Dozens are dead and even more injured after tornadoes tore through Joplin, Mo., and parts of the Midwest on Sunday. Experts say the Joplin tornado is already the deadliest since 1953, and could break into the top ten list of worst storms if the death toll continues to rise.
This destruction is the reason Texas Tech University’s Wind Science and Engineering Research Center (WISE) is developing new technologies and methods of warning and damage mitigation.
Texas Tech is the only university in the country to offer a Wind Science and Engineering doctorate program. This multidisciplinary degree encompasses several different types of study including atmospheric science, wind engineering, economics, statistics, leadership/ethics and wind power systems.
Through WISE, scientists and engineers have collected one of the country’s largest repositories of wind data and helped develop the Enhanced Fujita Scale, implemented in 2007 by the National Weather Service.
Darryl James, professor in the Department of Mechanical Engineering and WISE associate, and his team spent more than a year and a half building a tornado simulator at Reese Center. The device, known as VorTECH, simulates tornadic winds in the mid-EF3 range or less, in an effort to understand how tornadoes do their damage. James can be reached at (806) 742-3563 or firstname.lastname@example.org. And watch VorTECH at work at http://www.youtube.com/watch?v=w_yLLAus75o.
Ernst Kiesling, professor of civil engineering and executive director of the National Storm Shelter Association, can speak on the construction and use of residential and community shelters. Kiesling has more than 35 years of experience in the field documenting storm damage, writing performance standards for safe rooms, and verifying compliance of safe rooms with those standards. He can be reached at (877) 700-6772 or email@example.com.

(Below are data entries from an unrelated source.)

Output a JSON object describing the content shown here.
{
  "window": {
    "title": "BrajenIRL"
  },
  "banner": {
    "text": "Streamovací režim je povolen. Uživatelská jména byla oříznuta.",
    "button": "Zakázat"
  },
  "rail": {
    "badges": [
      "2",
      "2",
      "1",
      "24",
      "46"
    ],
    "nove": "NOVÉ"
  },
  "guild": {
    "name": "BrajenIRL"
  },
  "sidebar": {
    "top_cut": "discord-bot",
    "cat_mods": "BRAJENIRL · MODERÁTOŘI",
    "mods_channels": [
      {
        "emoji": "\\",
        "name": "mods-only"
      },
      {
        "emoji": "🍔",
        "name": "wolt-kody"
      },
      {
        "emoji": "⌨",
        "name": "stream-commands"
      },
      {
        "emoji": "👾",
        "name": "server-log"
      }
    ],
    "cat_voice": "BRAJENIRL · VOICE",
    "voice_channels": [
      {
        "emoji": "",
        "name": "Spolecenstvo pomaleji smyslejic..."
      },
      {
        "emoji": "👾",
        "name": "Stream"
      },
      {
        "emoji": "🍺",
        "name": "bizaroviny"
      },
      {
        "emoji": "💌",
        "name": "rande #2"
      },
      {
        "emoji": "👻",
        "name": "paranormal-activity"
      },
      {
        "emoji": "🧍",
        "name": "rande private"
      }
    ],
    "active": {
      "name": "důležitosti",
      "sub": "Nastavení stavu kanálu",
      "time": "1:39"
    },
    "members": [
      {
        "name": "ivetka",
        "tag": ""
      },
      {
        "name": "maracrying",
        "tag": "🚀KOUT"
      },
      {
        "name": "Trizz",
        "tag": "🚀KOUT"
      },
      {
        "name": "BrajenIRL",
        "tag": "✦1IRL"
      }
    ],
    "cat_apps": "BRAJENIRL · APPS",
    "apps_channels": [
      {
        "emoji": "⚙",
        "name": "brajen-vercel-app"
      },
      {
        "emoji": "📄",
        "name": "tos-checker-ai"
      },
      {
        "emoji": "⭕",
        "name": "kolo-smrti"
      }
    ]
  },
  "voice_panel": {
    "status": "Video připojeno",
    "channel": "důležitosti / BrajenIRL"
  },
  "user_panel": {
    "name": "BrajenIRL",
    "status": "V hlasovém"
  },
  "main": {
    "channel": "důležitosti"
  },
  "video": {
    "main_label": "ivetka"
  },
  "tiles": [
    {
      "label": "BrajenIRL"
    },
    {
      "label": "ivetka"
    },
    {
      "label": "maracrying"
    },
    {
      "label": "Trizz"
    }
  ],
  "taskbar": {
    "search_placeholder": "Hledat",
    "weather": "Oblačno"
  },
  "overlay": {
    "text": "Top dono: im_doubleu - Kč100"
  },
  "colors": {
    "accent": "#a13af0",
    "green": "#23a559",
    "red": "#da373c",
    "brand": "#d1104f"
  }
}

Daan Liang, assistant professor of construction engineering technology at Texas Tech, has studied with various probability models how the construction of buildings affects their vulnerability against severe windstorms. Recently, his research is focused on the advancement of remote sensing technology in documenting and assessing wind damages to residential structures. Liang can be reached at (806) 742-3538 or firstname.lastname@example.org.
Larry Tanner, research associate in civil engineering, has years of field experience studying tornado damage and debris. He can speak about Texas Tech’s wind cannon, which simulates debris thrown by some of the biggest tornados. He can be reached at (806) 543-4957 or email@example.com. For a demonstration of the tornado cannon, http://www.youtube.com/watch?v=RlvpCTjMOAo.